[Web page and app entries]
========================================================================
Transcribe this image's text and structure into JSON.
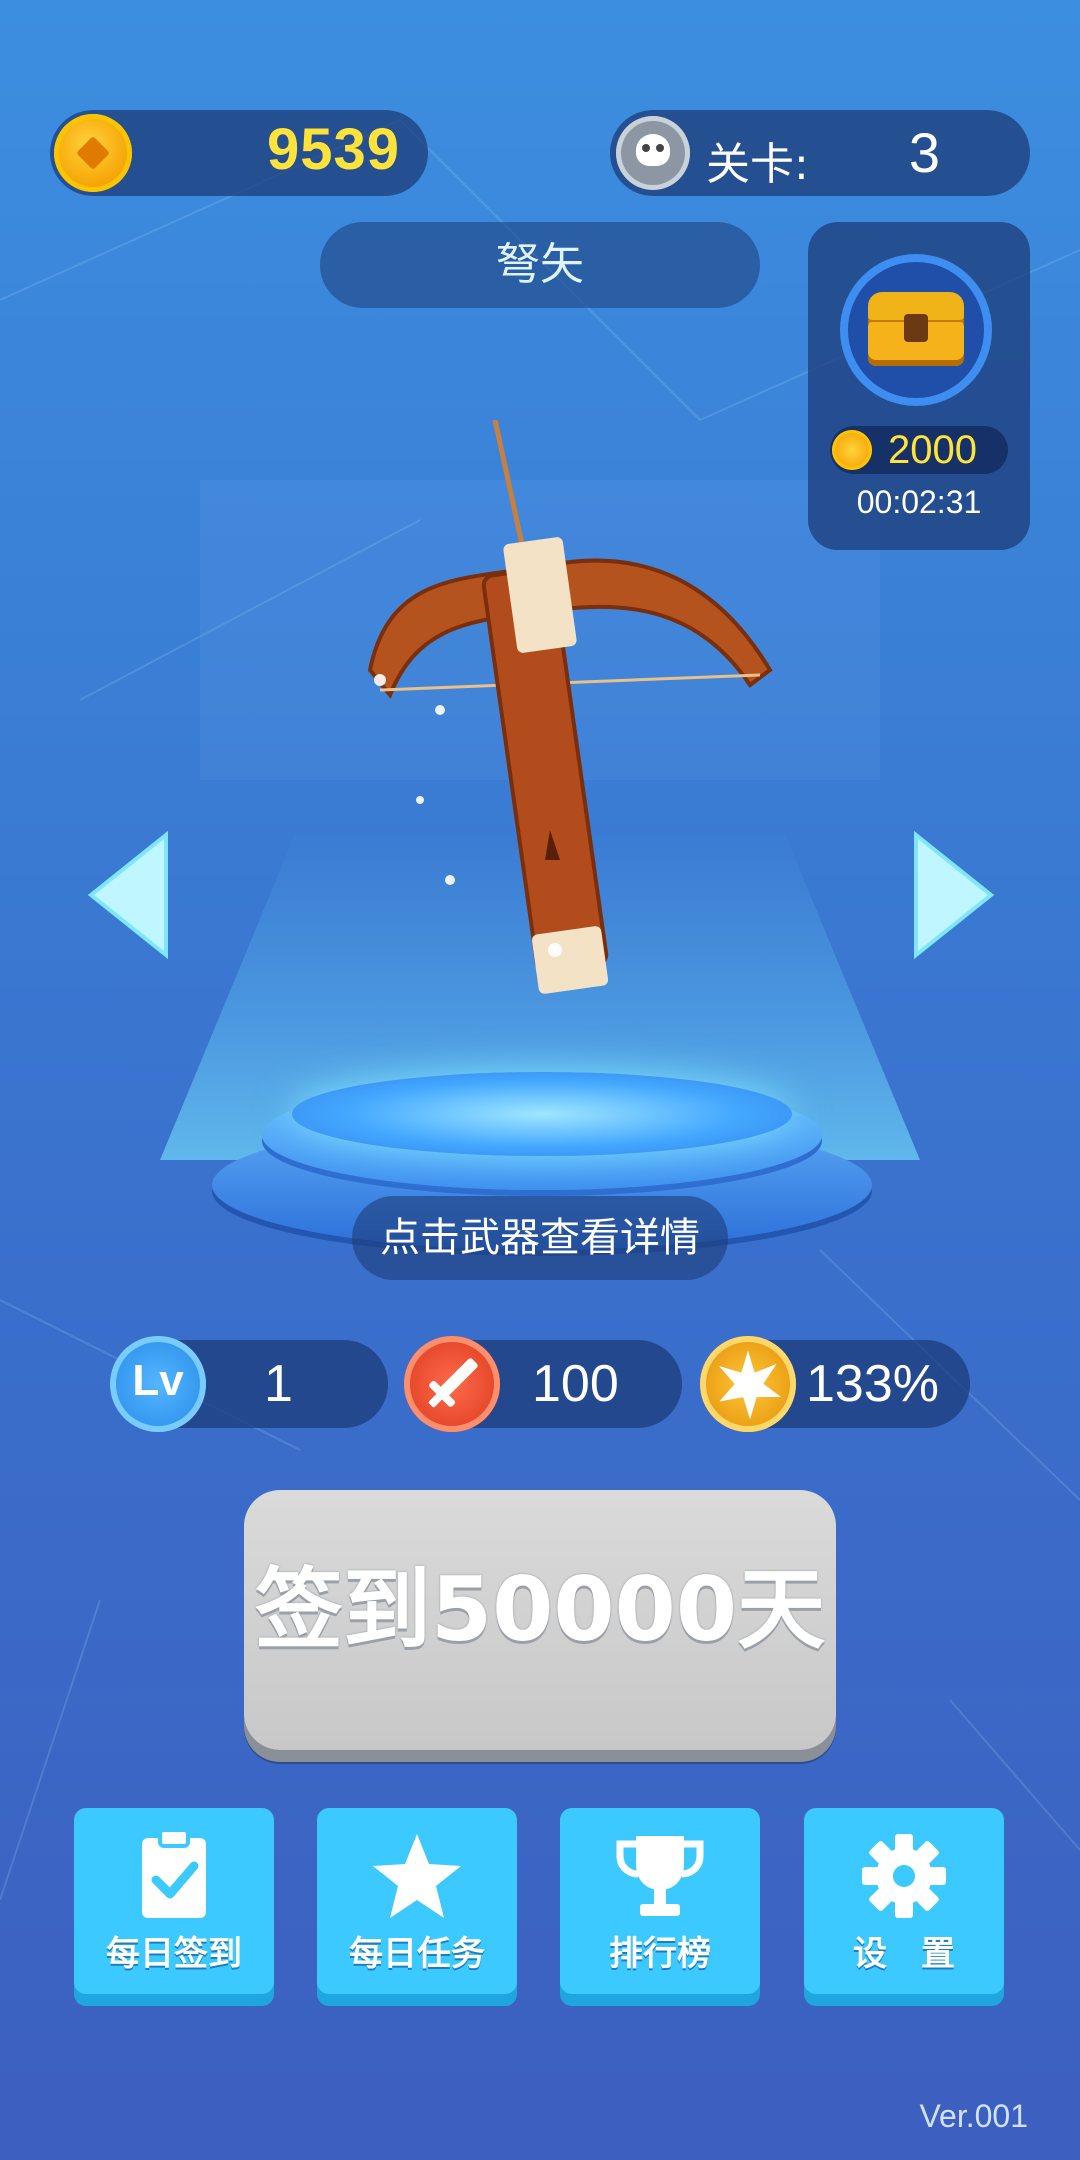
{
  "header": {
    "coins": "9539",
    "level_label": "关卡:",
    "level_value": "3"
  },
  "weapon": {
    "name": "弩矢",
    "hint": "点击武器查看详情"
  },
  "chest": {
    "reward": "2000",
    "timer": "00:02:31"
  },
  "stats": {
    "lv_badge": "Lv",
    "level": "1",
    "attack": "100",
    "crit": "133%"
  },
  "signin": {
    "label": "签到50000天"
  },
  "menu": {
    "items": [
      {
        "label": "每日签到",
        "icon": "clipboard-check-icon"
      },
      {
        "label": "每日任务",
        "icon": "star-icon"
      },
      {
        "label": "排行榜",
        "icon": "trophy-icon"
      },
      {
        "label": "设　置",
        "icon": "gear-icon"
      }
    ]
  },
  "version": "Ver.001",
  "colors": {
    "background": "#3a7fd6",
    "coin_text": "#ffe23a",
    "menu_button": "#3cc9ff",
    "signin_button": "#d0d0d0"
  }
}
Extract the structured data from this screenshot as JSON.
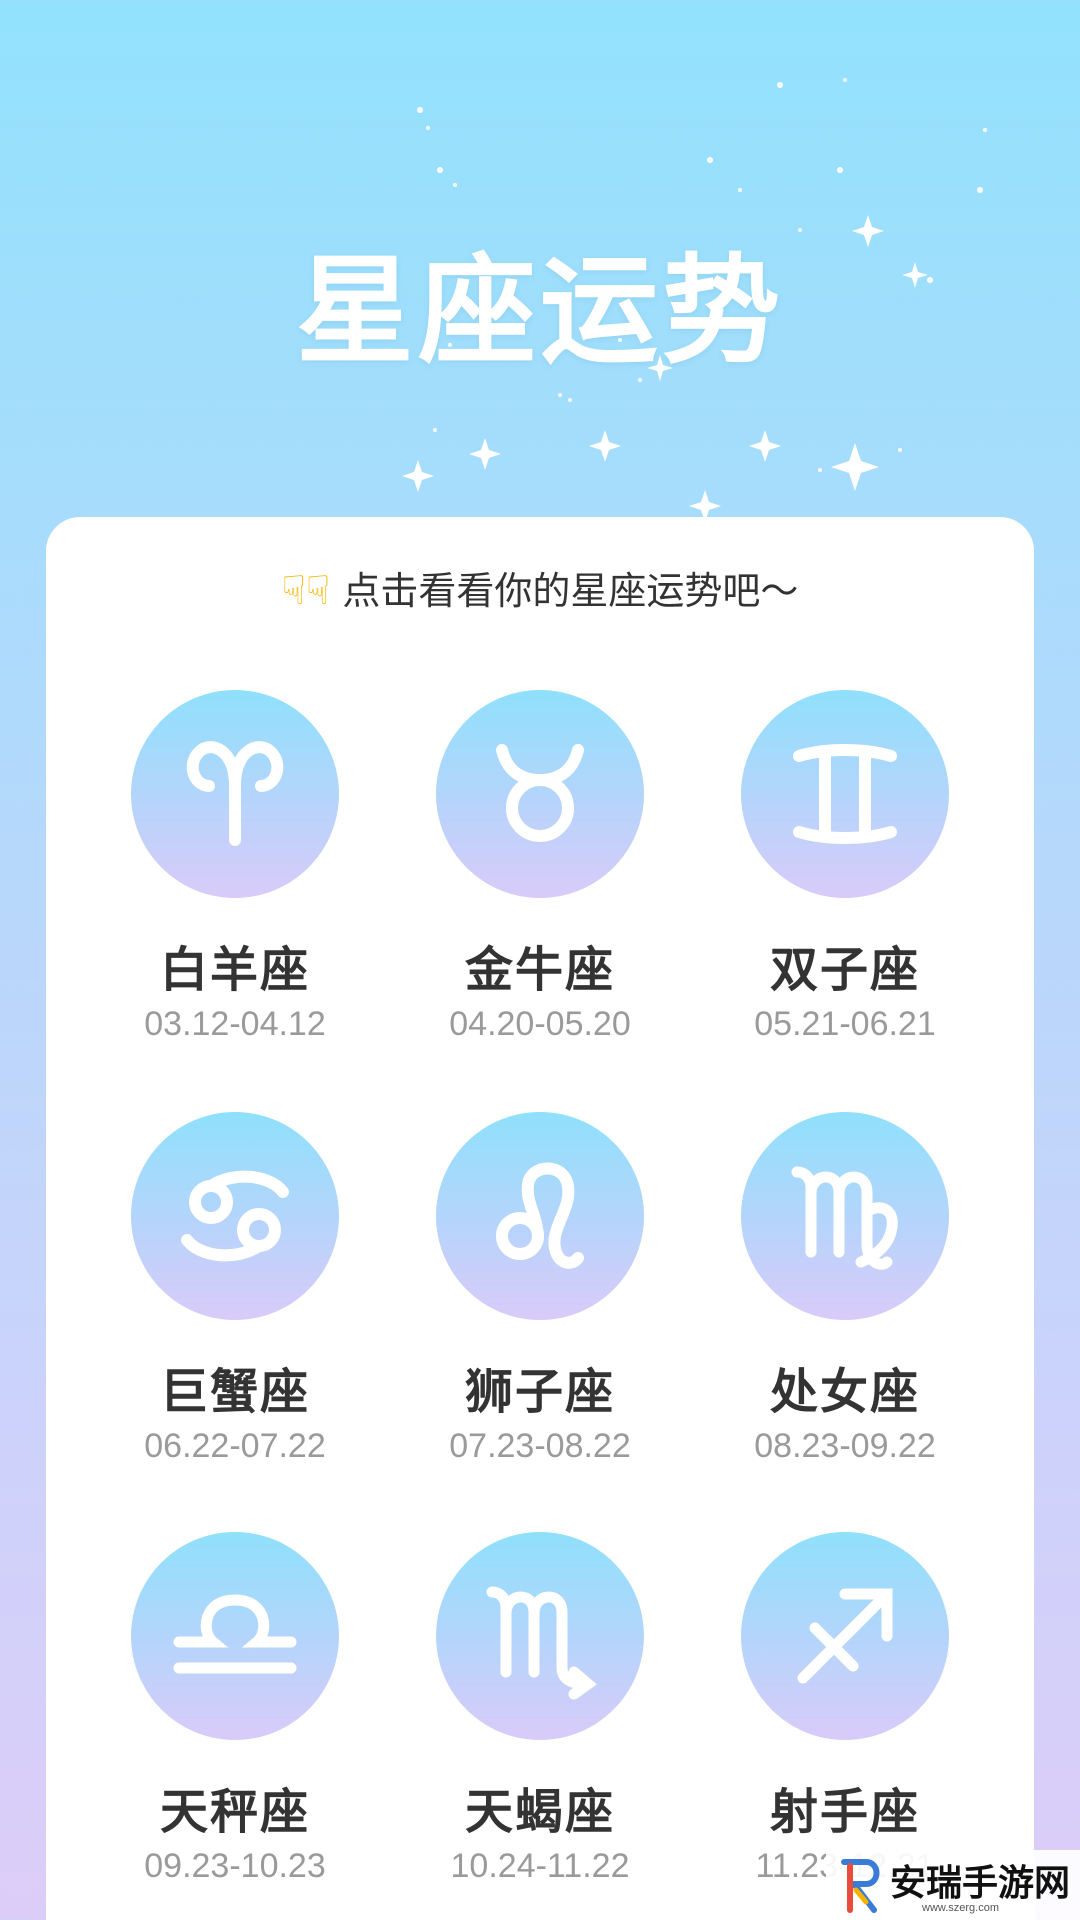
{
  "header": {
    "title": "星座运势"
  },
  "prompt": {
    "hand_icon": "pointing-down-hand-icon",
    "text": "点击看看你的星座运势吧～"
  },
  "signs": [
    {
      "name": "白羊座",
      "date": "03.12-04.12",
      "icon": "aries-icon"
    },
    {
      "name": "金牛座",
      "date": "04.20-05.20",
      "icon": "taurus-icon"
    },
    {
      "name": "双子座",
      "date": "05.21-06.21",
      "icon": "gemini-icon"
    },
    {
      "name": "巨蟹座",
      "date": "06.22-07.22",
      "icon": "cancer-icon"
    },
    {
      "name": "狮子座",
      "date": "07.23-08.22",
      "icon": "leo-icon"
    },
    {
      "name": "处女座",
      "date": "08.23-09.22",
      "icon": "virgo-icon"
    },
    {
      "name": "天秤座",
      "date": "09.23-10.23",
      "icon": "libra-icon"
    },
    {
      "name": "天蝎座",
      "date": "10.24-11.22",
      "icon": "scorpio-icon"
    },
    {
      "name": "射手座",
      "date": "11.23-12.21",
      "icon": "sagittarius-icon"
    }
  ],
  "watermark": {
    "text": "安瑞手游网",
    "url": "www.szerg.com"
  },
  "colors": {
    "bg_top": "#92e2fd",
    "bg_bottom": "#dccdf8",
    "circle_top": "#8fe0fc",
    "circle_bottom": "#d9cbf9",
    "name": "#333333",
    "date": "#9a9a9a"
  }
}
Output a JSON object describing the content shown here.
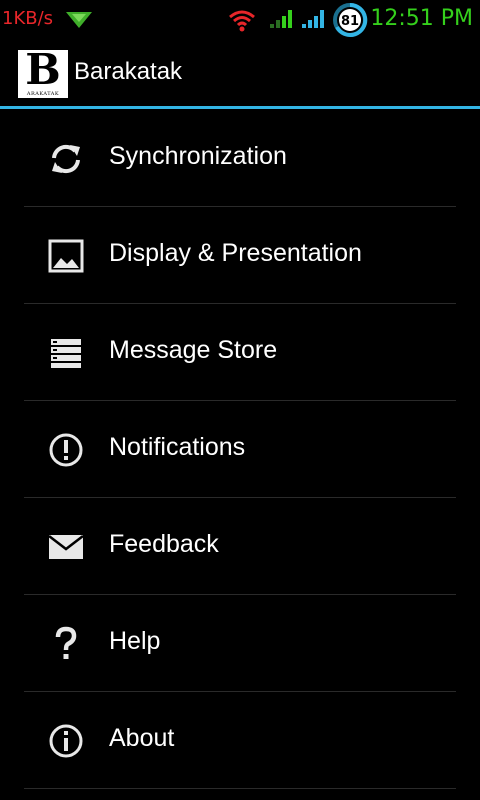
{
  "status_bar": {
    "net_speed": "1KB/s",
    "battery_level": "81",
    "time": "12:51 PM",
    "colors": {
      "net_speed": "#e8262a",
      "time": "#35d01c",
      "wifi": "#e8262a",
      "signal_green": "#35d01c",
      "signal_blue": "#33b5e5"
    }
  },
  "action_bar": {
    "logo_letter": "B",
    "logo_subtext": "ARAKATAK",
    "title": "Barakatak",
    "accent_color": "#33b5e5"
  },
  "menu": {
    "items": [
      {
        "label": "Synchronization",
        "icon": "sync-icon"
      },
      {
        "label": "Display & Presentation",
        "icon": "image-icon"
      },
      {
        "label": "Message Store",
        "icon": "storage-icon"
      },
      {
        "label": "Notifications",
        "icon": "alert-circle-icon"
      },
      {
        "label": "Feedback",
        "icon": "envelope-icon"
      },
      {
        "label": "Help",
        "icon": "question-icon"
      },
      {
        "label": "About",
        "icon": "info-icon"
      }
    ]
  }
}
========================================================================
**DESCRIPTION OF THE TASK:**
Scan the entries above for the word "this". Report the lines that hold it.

**EXERCISE SOLUTION:**
Transcribe this image's text and structure into JSON.
Extract the structured data from this screenshot as JSON.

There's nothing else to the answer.